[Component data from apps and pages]
◆ ◆ ◆ ◆ ◆
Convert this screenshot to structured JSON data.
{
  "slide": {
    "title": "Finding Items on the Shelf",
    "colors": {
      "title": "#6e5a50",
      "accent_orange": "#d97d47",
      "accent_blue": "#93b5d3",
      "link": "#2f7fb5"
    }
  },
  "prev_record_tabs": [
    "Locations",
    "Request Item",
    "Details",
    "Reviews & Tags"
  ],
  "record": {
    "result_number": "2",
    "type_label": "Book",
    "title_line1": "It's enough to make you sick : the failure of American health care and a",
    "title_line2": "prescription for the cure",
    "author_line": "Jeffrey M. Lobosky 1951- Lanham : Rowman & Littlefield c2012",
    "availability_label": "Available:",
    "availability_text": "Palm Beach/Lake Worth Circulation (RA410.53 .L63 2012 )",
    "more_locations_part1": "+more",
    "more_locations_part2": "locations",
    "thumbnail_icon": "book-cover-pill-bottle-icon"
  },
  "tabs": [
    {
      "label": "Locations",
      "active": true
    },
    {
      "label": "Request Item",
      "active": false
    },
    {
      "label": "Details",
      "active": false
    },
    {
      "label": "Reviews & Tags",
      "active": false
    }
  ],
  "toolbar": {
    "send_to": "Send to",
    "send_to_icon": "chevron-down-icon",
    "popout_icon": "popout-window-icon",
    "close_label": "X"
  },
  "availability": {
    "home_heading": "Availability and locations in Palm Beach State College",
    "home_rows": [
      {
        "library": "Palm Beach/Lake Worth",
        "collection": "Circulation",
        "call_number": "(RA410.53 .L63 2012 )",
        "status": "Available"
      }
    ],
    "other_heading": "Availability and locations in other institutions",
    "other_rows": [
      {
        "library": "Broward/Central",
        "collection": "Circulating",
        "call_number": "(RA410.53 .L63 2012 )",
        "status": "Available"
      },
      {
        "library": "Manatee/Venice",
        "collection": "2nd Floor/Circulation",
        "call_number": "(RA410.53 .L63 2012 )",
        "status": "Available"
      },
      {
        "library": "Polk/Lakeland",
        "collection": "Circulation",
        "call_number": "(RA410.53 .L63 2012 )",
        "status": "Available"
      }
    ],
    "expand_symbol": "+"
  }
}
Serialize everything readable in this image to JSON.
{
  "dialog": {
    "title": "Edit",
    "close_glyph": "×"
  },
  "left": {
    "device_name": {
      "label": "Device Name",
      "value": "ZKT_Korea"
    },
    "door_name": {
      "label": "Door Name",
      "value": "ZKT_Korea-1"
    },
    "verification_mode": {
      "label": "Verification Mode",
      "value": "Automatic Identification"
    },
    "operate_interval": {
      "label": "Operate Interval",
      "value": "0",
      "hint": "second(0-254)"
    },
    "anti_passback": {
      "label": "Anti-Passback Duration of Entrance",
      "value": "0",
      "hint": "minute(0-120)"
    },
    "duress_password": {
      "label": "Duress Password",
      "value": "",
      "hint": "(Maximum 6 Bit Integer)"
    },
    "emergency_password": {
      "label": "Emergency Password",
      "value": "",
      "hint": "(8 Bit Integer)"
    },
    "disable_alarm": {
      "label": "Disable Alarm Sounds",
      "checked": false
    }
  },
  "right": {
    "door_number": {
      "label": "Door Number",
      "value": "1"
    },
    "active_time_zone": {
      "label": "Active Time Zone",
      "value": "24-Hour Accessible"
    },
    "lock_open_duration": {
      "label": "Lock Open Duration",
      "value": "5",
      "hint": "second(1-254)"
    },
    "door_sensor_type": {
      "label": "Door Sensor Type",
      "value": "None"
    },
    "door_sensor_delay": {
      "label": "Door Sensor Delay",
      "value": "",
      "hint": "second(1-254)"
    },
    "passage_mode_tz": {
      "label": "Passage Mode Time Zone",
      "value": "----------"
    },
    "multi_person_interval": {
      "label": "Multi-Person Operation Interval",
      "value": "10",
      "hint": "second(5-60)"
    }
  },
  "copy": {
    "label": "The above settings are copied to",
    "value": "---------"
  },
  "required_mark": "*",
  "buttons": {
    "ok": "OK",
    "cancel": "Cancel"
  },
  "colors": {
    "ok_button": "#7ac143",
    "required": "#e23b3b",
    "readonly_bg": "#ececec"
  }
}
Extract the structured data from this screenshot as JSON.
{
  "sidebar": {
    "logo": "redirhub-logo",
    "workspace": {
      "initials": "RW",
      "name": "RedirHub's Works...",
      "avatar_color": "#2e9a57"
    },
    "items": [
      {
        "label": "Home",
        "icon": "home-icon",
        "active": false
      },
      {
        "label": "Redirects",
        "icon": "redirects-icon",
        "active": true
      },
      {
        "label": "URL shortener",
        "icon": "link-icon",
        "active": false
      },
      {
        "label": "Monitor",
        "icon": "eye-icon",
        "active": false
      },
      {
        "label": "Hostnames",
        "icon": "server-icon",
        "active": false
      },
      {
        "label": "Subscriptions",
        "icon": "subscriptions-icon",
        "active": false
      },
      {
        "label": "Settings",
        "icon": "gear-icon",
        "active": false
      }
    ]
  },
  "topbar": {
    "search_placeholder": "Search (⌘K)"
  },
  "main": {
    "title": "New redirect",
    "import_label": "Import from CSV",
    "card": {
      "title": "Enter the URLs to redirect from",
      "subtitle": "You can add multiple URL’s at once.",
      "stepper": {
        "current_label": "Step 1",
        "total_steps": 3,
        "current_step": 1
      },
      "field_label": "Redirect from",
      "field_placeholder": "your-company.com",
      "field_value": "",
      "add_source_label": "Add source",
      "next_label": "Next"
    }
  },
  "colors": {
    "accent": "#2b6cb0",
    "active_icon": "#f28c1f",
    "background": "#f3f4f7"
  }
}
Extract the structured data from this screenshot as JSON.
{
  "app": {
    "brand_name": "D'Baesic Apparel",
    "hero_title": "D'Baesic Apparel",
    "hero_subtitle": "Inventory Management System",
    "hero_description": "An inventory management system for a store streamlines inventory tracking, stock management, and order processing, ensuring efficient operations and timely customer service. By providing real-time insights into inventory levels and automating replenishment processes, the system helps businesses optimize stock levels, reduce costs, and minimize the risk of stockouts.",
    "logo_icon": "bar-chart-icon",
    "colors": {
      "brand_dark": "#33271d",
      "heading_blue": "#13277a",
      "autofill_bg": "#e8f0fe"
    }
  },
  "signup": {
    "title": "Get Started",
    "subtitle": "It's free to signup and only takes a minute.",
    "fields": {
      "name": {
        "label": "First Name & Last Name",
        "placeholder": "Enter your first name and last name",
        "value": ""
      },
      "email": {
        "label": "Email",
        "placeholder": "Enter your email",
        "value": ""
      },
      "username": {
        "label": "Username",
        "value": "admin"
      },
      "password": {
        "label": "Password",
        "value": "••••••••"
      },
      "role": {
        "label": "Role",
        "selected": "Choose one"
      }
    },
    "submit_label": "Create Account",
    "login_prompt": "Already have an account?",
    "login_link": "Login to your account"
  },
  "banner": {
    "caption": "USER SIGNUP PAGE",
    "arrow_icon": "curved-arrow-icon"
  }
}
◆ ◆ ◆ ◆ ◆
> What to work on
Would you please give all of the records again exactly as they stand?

> Result of the exercise
Convert this screenshot to structured JSON data.
{
  "slide": {
    "title": "Finding Items on the Shelf",
    "colors": {
      "title": "#6e5a50",
      "accent_orange": "#d97d47",
      "accent_blue": "#93b5d3",
      "link": "#2f7fb5"
    }
  },
  "prev_record_tabs": [
    "Locations",
    "Request Item",
    "Details",
    "Reviews & Tags"
  ],
  "record": {
    "result_number": "2",
    "type_label": "Book",
    "title_line1": "It's enough to make you sick : the failure of American health care and a",
    "title_line2": "prescription for the cure",
    "author_line": "Jeffrey M. Lobosky 1951- Lanham : Rowman & Littlefield c2012",
    "availability_label": "Available:",
    "availability_text": "Palm Beach/Lake Worth Circulation (RA410.53 .L63 2012 )",
    "more_locations_part1": "+more",
    "more_locations_part2": "locations",
    "thumbnail_icon": "book-cover-pill-bottle-icon"
  },
  "tabs": [
    {
      "label": "Locations",
      "active": true
    },
    {
      "label": "Request Item",
      "active": false
    },
    {
      "label": "Details",
      "active": false
    },
    {
      "label": "Reviews & Tags",
      "active": false
    }
  ],
  "toolbar": {
    "send_to": "Send to",
    "send_to_icon": "chevron-down-icon",
    "popout_icon": "popout-window-icon",
    "close_label": "X"
  },
  "availability": {
    "home_heading": "Availability and locations in Palm Beach State College",
    "home_rows": [
      {
        "library": "Palm Beach/Lake Worth",
        "collection": "Circulation",
        "call_number": "(RA410.53 .L63 2012 )",
        "status": "Available"
      }
    ],
    "other_heading": "Availability and locations in other institutions",
    "other_rows": [
      {
        "library": "Broward/Central",
        "collection": "Circulating",
        "call_number": "(RA410.53 .L63 2012 )",
        "status": "Available"
      },
      {
        "library": "Manatee/Venice",
        "collection": "2nd Floor/Circulation",
        "call_number": "(RA410.53 .L63 2012 )",
        "status": "Available"
      },
      {
        "library": "Polk/Lakeland",
        "collection": "Circulation",
        "call_number": "(RA410.53 .L63 2012 )",
        "status": "Available"
      }
    ],
    "expand_symbol": "+"
  }
}
Serialize everything readable in this image to JSON.
{
  "dialog": {
    "title": "Edit",
    "close_glyph": "×"
  },
  "left": {
    "device_name": {
      "label": "Device Name",
      "value": "ZKT_Korea"
    },
    "door_name": {
      "label": "Door Name",
      "value": "ZKT_Korea-1"
    },
    "verification_mode": {
      "label": "Verification Mode",
      "value": "Automatic Identification"
    },
    "operate_interval": {
      "label": "Operate Interval",
      "value": "0",
      "hint": "second(0-254)"
    },
    "anti_passback": {
      "label": "Anti-Passback Duration of Entrance",
      "value": "0",
      "hint": "minute(0-120)"
    },
    "duress_password": {
      "label": "Duress Password",
      "value": "",
      "hint": "(Maximum 6 Bit Integer)"
    },
    "emergency_password": {
      "label": "Emergency Password",
      "value": "",
      "hint": "(8 Bit Integer)"
    },
    "disable_alarm": {
      "label": "Disable Alarm Sounds",
      "checked": false
    }
  },
  "right": {
    "door_number": {
      "label": "Door Number",
      "value": "1"
    },
    "active_time_zone": {
      "label": "Active Time Zone",
      "value": "24-Hour Accessible"
    },
    "lock_open_duration": {
      "label": "Lock Open Duration",
      "value": "5",
      "hint": "second(1-254)"
    },
    "door_sensor_type": {
      "label": "Door Sensor Type",
      "value": "None"
    },
    "door_sensor_delay": {
      "label": "Door Sensor Delay",
      "value": "",
      "hint": "second(1-254)"
    },
    "passage_mode_tz": {
      "label": "Passage Mode Time Zone",
      "value": "----------"
    },
    "multi_person_interval": {
      "label": "Multi-Person Operation Interval",
      "value": "10",
      "hint": "second(5-60)"
    }
  },
  "copy": {
    "label": "The above settings are copied to",
    "value": "---------"
  },
  "required_mark": "*",
  "buttons": {
    "ok": "OK",
    "cancel": "Cancel"
  },
  "colors": {
    "ok_button": "#7ac143",
    "required": "#e23b3b",
    "readonly_bg": "#ececec"
  }
}
Extract the structured data from this screenshot as JSON.
{
  "sidebar": {
    "logo": "redirhub-logo",
    "workspace": {
      "initials": "RW",
      "name": "RedirHub's Works...",
      "avatar_color": "#2e9a57"
    },
    "items": [
      {
        "label": "Home",
        "icon": "home-icon",
        "active": false
      },
      {
        "label": "Redirects",
        "icon": "redirects-icon",
        "active": true
      },
      {
        "label": "URL shortener",
        "icon": "link-icon",
        "active": false
      },
      {
        "label": "Monitor",
        "icon": "eye-icon",
        "active": false
      },
      {
        "label": "Hostnames",
        "icon": "server-icon",
        "active": false
      },
      {
        "label": "Subscriptions",
        "icon": "subscriptions-icon",
        "active": false
      },
      {
        "label": "Settings",
        "icon": "gear-icon",
        "active": false
      }
    ]
  },
  "topbar": {
    "search_placeholder": "Search (⌘K)"
  },
  "main": {
    "title": "New redirect",
    "import_label": "Import from CSV",
    "card": {
      "title": "Enter the URLs to redirect from",
      "subtitle": "You can add multiple URL’s at once.",
      "stepper": {
        "current_label": "Step 1",
        "total_steps": 3,
        "current_step": 1
      },
      "field_label": "Redirect from",
      "field_placeholder": "your-company.com",
      "field_value": "",
      "add_source_label": "Add source",
      "next_label": "Next"
    }
  },
  "colors": {
    "accent": "#2b6cb0",
    "active_icon": "#f28c1f",
    "background": "#f3f4f7"
  }
}
Extract the structured data from this screenshot as JSON.
{
  "app": {
    "brand_name": "D'Baesic Apparel",
    "hero_title": "D'Baesic Apparel",
    "hero_subtitle": "Inventory Management System",
    "hero_description": "An inventory management system for a store streamlines inventory tracking, stock management, and order processing, ensuring efficient operations and timely customer service. By providing real-time insights into inventory levels and automating replenishment processes, the system helps businesses optimize stock levels, reduce costs, and minimize the risk of stockouts.",
    "logo_icon": "bar-chart-icon",
    "colors": {
      "brand_dark": "#33271d",
      "heading_blue": "#13277a",
      "autofill_bg": "#e8f0fe"
    }
  },
  "signup": {
    "title": "Get Started",
    "subtitle": "It's free to signup and only takes a minute.",
    "fields": {
      "name": {
        "label": "First Name & Last Name",
        "placeholder": "Enter your first name and last name",
        "value": ""
      },
      "email": {
        "label": "Email",
        "placeholder": "Enter your email",
        "value": ""
      },
      "username": {
        "label": "Username",
        "value": "admin"
      },
      "password": {
        "label": "Password",
        "value": "••••••••"
      },
      "role": {
        "label": "Role",
        "selected": "Choose one"
      }
    },
    "submit_label": "Create Account",
    "login_prompt": "Already have an account?",
    "login_link": "Login to your account"
  },
  "banner": {
    "caption": "USER SIGNUP PAGE",
    "arrow_icon": "curved-arrow-icon"
  }
}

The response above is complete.